Dan Gendron thinks it’s time the humble service got its due
“Around half the people who come into jewelry stores are looking for some kind of jewelry service—a repair or a watch battery,” says veteran watch repairman Dan Gendron, a sixth-generation watch specialist (now retired) based in Colorado Springs, Colo. “And most jewelers treat watch battery transactions like they’re shucking oysters.”
Gendron, with his wife, Sheila, and son Jesse (who recently took over Dan’s business, Colorado Timeworks), is on a mission to educate jewelers and watch sellers on how to elevate the watch battery experience, for the customer and the jeweler.
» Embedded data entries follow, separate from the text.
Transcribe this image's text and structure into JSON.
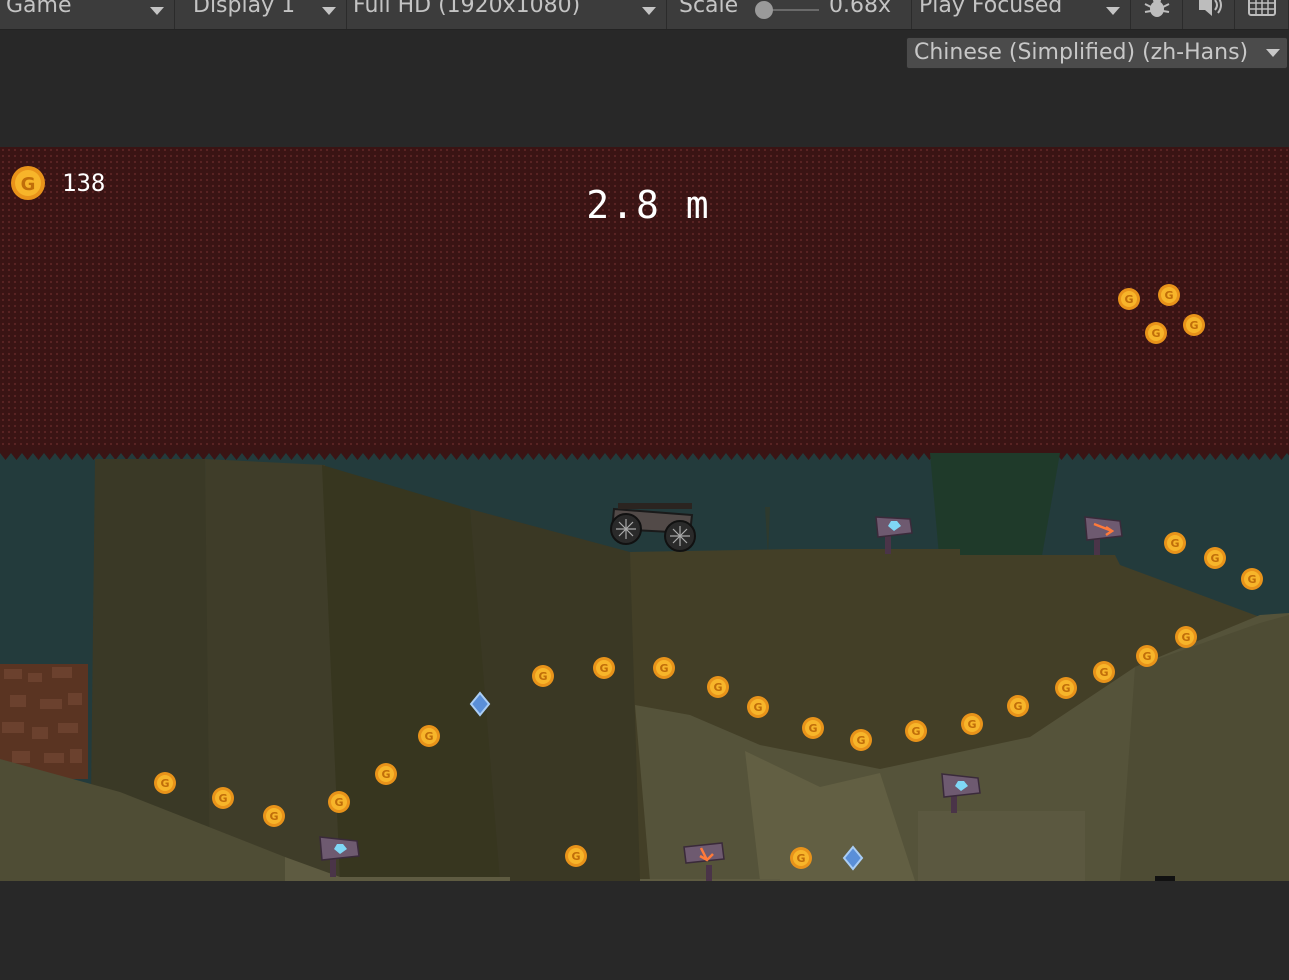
{
  "toolbar": {
    "view_mode": "Game",
    "display": "Display 1",
    "resolution": "Full HD (1920x1080)",
    "scale_label": "Scale",
    "scale_value": "0.68x",
    "play_mode": "Play Focused",
    "icons": [
      "bug-icon",
      "audio-icon",
      "keyboard-icon"
    ]
  },
  "locale_selector": {
    "value": "Chinese (Simplified) (zh-Hans)"
  },
  "hud": {
    "coin_count": "138",
    "distance": "2.8 m"
  },
  "colors": {
    "editor_bg": "#282828",
    "toolbar_bg": "#3c3c3c",
    "ceiling": "#3a1414",
    "cave_bg": "#233b3c",
    "ground": "#4a4631",
    "coin": "#f2a51c",
    "gem": "#5a8fd8"
  }
}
He’s even created a video on the subject: “Recharge Your Bottom Line With Watch Batteries.”
Dan notes that while most jewelry stores look clean and pristine at all times—the case polished, the diamonds sparkling—all that visual splendor abruptly ends when customers come in looking to get a new watch battery.
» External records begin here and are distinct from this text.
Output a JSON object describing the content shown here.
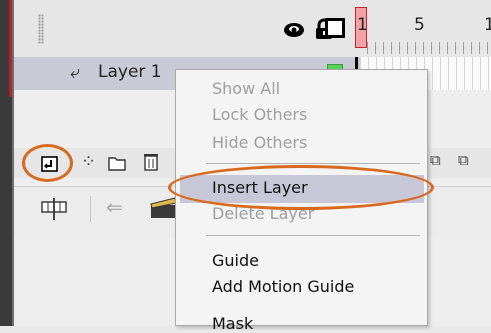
{
  "timeline": {
    "frame_numbers": [
      "1",
      "5",
      "1"
    ],
    "layer_name": "Layer 1"
  },
  "context_menu": {
    "items": [
      {
        "label": "Show All",
        "enabled": false
      },
      {
        "label": "Lock Others",
        "enabled": false
      },
      {
        "label": "Hide Others",
        "enabled": false
      },
      {
        "label": "Insert Layer",
        "enabled": true,
        "highlighted": true
      },
      {
        "label": "Delete Layer",
        "enabled": false
      },
      {
        "label": "Guide",
        "enabled": true
      },
      {
        "label": "Add Motion Guide",
        "enabled": true
      },
      {
        "label": "Mask",
        "enabled": true
      }
    ]
  },
  "icons": {
    "eye": "eye-icon",
    "lock": "lock-icon",
    "outline": "outline-icon",
    "new_layer": "new-layer-icon",
    "motion_guide": "add-motion-guide-icon",
    "folder": "new-folder-icon",
    "trash": "trash-icon"
  },
  "colors": {
    "annotation": "#d86a1f",
    "menu_highlight": "#c8c7d7",
    "layer_row": "#c8cad6",
    "playhead": "#f3a3a6"
  }
}
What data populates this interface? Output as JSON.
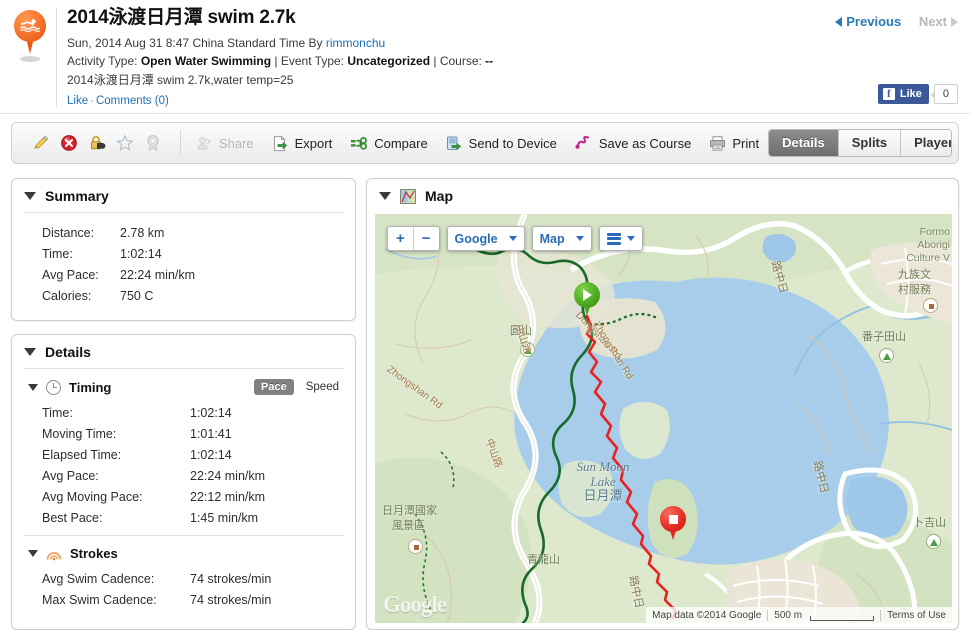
{
  "header": {
    "title": "2014泳渡日月潭 swim 2.7k",
    "date_line_prefix": "Sun, 2014 Aug 31 8:47 China Standard Time By ",
    "author": "rimmonchu",
    "activity_type_label": "Activity Type: ",
    "activity_type_value": "Open Water Swimming",
    "event_type_label": " | Event Type: ",
    "event_type_value": "Uncategorized",
    "course_label": " | Course: ",
    "course_value": "--",
    "description": "2014泳渡日月潭 swim 2.7k,water temp=25",
    "like": "Like",
    "separator": "·",
    "comments": "Comments (0)",
    "previous": "Previous",
    "next": "Next",
    "facebook_like": "Like",
    "facebook_count": "0",
    "facebook_f": "f"
  },
  "toolbar": {
    "icons": [
      {
        "name": "edit-icon",
        "title": "Edit"
      },
      {
        "name": "delete-icon",
        "title": "Delete"
      },
      {
        "name": "privacy-lock-icon",
        "title": "Privacy"
      },
      {
        "name": "favorite-star-icon",
        "title": "Favorite"
      },
      {
        "name": "award-medal-icon",
        "title": "Award"
      }
    ],
    "share": "Share",
    "export": "Export",
    "compare": "Compare",
    "send_to_device": "Send to Device",
    "save_as_course": "Save as Course",
    "print": "Print",
    "tabs": [
      {
        "label": "Details",
        "active": true
      },
      {
        "label": "Splits",
        "active": false
      },
      {
        "label": "Player",
        "active": false
      }
    ]
  },
  "summary": {
    "title": "Summary",
    "rows": [
      {
        "key": "Distance:",
        "value": "2.78 km"
      },
      {
        "key": "Time:",
        "value": "1:02:14"
      },
      {
        "key": "Avg Pace:",
        "value": "22:24 min/km"
      },
      {
        "key": "Calories:",
        "value": "750 C"
      }
    ]
  },
  "details": {
    "title": "Details",
    "timing": {
      "title": "Timing",
      "toggle_pace": "Pace",
      "toggle_speed": "Speed",
      "rows": [
        {
          "key": "Time:",
          "value": "1:02:14"
        },
        {
          "key": "Moving Time:",
          "value": "1:01:41"
        },
        {
          "key": "Elapsed Time:",
          "value": "1:02:14"
        },
        {
          "key": "Avg Pace:",
          "value": "22:24 min/km"
        },
        {
          "key": "Avg Moving Pace:",
          "value": "22:12 min/km"
        },
        {
          "key": "Best Pace:",
          "value": "1:45 min/km"
        }
      ]
    },
    "strokes": {
      "title": "Strokes",
      "rows": [
        {
          "key": "Avg Swim Cadence:",
          "value": "74 strokes/min"
        },
        {
          "key": "Max Swim Cadence:",
          "value": "74 strokes/min"
        }
      ]
    }
  },
  "map": {
    "title": "Map",
    "controls": {
      "zoom_in": "+",
      "zoom_out": "−",
      "provider": "Google",
      "maptype": "Map",
      "layers": "layers"
    },
    "labels": {
      "lake_en_1": "Sun Moon",
      "lake_en_2": "Lake",
      "lake_cn": "日月潭",
      "yuanshan": "圓山",
      "fanzitianshan": "番子田山",
      "qinglongshan": "青龍山",
      "bujishan": "卜吉山",
      "scenic_area_1": "日月潭國家",
      "scenic_area_2": "風景區",
      "formosan_1": "Formo",
      "formosan_2": "Aborigi",
      "formosan_3": "Culture V",
      "formosan_cn_1": "九族文",
      "formosan_cn_2": "村服務",
      "road_zhongshan_cn_a": "中山路",
      "road_zhongshan_cn_b": "中山路",
      "road_zhongshan_en": "Zhongshan Rd",
      "road_zhongshan_rd": "Zhongshan Rd",
      "road_dongshan": "Dongshan Rd",
      "road_cn_small_1": "路中日",
      "road_cn_small_2": "路中日"
    },
    "attribution": {
      "mapdata": "Map data ©2014 Google",
      "scale": "500 m",
      "terms": "Terms of Use",
      "watermark": "Google"
    },
    "markers": {
      "start": "start-marker",
      "end": "end-marker"
    }
  },
  "colors": {
    "route": "#e8231f",
    "link": "#1f6fb5",
    "accent_orange": "#e85a12",
    "water": "#a5cbe8",
    "land": "#d9e6c8",
    "facebook": "#3b5998"
  }
}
“You look at the store and the showcases are perfect, the tile is impeccable. You’re trying to sell something, so it’s all about visual marketing,” he says. “But when it comes to actually doing watch battery replacements, the visuals are horrible. The tools many people have are what used to be a steak knife that someone kind of ground up to be a watch knife, and maybe a bad, run-down screwdriver and a crappy watch-battery selection.”
Dan, who’s never met a watch he couldn’t fix, says in addition to not making the repairs area pretty—and neglecting to use the correct, up-to-date tools to get the job done—jewelers often undercharge for watch battery replacement.
He says, “I know a guy who says he’s been selling watch batteries for $6 for thirty years and said to me, ‘It’s working just fine!’ Do you know of anything else that is the same price it was 30 years ago? That doesn’t make any sense!”
For customer service ideas and tools to finesse your store’s watch battery buying experience, check out the Gendrons’ video on the subject here.